His high school career was nothing short of legendary. He has followed that with what is, admittedly, a very small sample size of college work that has shown clear bursts of brilliance.
What’s next for Ingram?
Anyone who knows anything about anything knows that to truly cement your place as a Texas running back, you must confront and conquer the Sooners. Think Earl Campbell in 1977. Think Edwin Simmons in 1983. Think Ricky Williams in 1998. Think Jamaal Charles in 2005.
Ingram will walk down the tunnel for the first time Saturday at Fair Park. Texas fans are in “heavy like” with Ingram right now. He’s got everything Texas fans – and fans of all teams – covet. They know he’s got the ability. They want “like” to become “love.”
Tom Herman and your mom has won the same number of games against the Sooners: big, fat zero. Texas folks LOVE to beat Oklahoma, except for the Texas folks who allow themselves to be kidnapped by the land barons so they can play football in Norman and ensure the crimson and cream can be competitive on the field.
We see you, Keaontay. We like all of your gifts. We dream of who you can become, and what it could eventually mean for the Longhorns. We want to love you.

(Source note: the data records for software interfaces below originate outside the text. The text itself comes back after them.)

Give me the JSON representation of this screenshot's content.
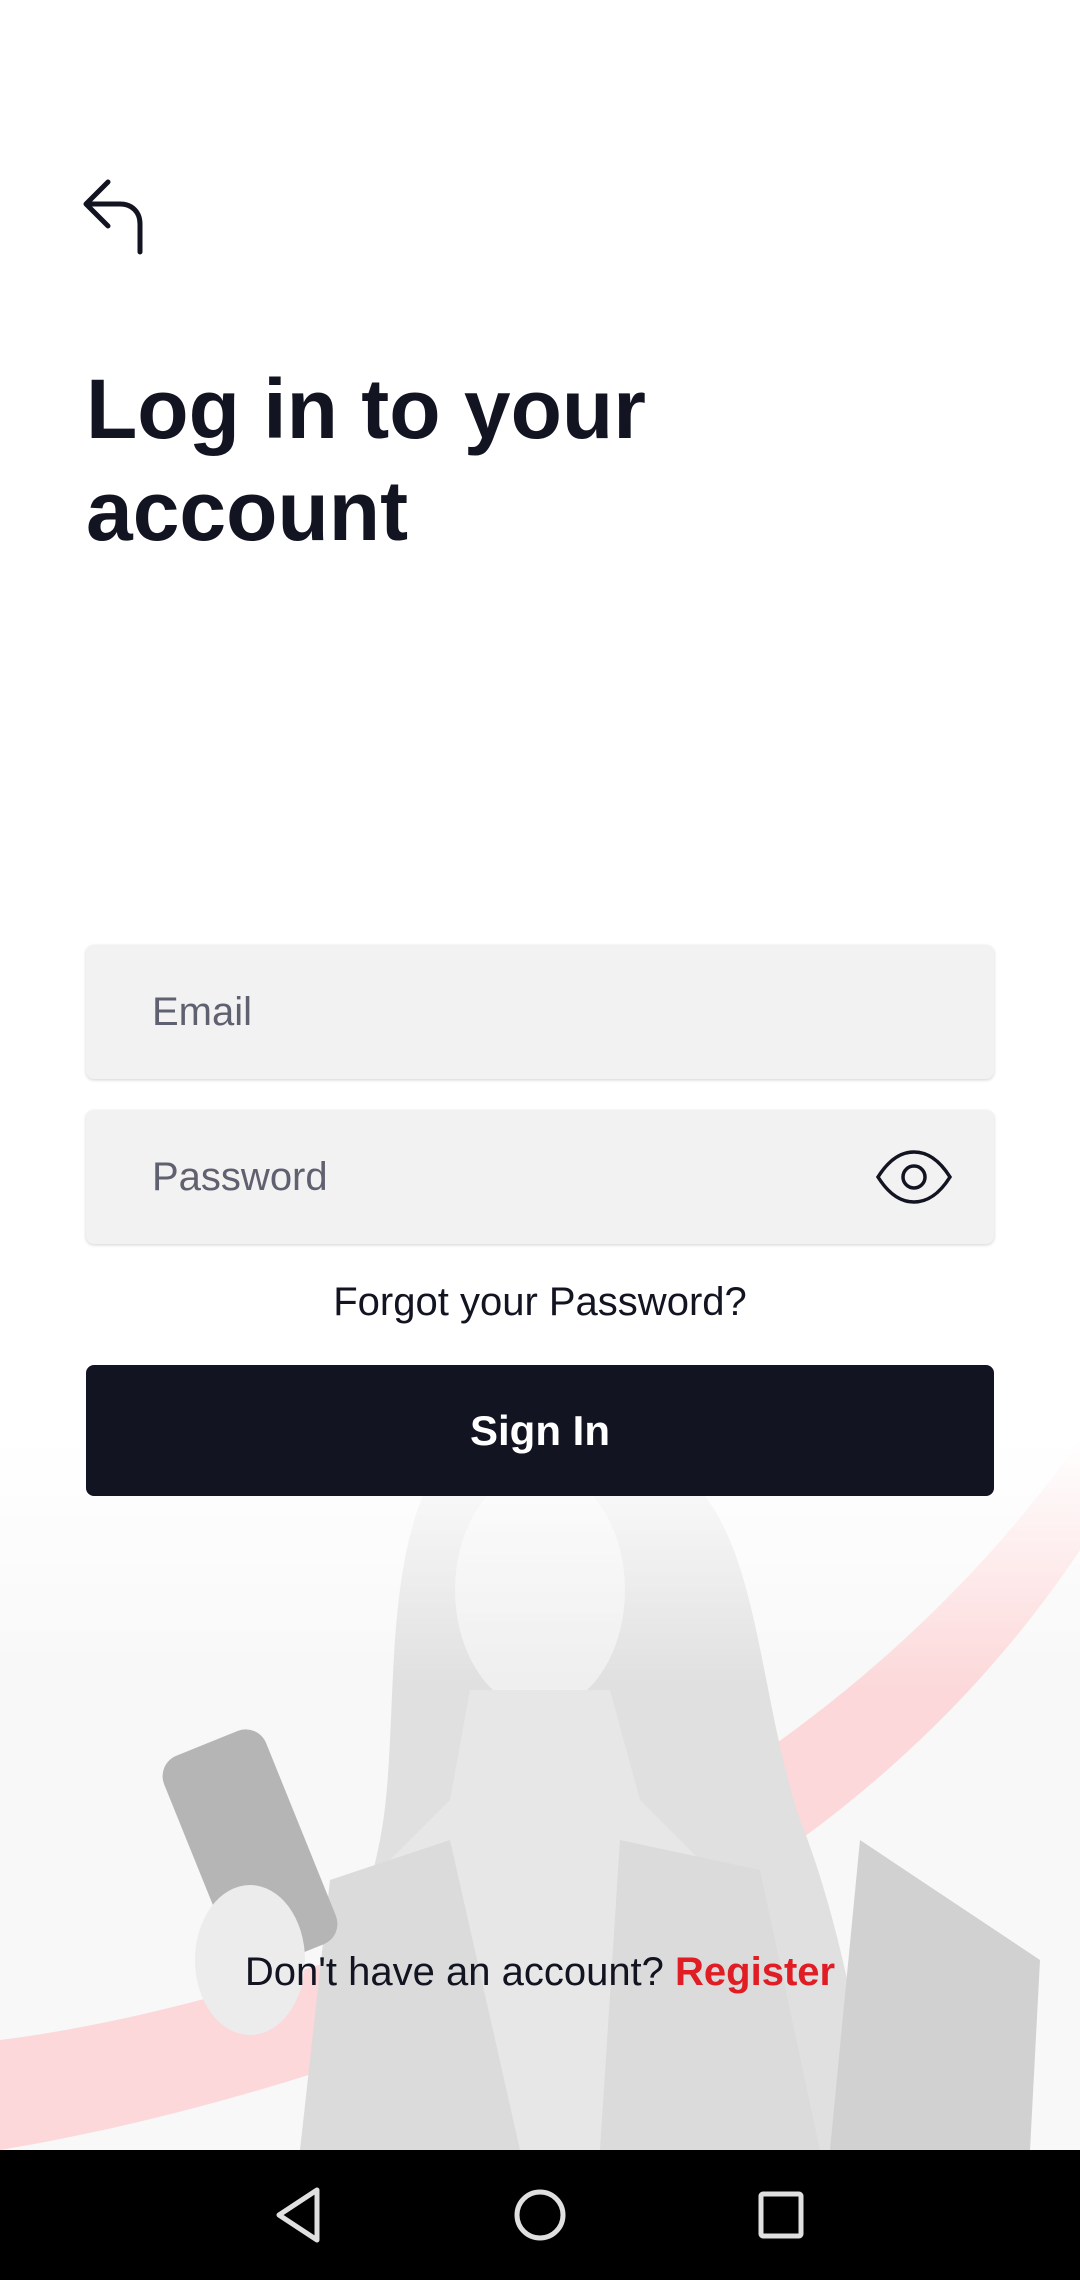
{
  "header": {
    "back_icon": "back-arrow-icon",
    "title": "Log in to your account"
  },
  "form": {
    "email_placeholder": "Email",
    "password_placeholder": "Password",
    "eye_icon": "eye-icon",
    "forgot_password": "Forgot your Password?",
    "sign_in": "Sign In"
  },
  "footer": {
    "prompt": "Don't have an account?",
    "register": "Register"
  },
  "nav": {
    "back_icon": "nav-back-icon",
    "home_icon": "nav-home-icon",
    "recents_icon": "nav-recents-icon"
  },
  "colors": {
    "primary": "#121421",
    "accent": "#e01c24",
    "field_bg": "#f2f2f2"
  }
}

But Oklahoma awaits. When your teenage self takes the walk down the ramp toward your destiny, realize that in order to truly – truly – make your mark at Texas, you need to run like hell against and over Oklahoma. You need to go swag-stepping down that ramp and brazenly believe you are the best player on the field.
You need to see, and cut, and hold on to the ball, and sprint and find the end zone, preferable the red one surrounded by all of their fans.
You need – we need – to make Keaontay Ingram happen.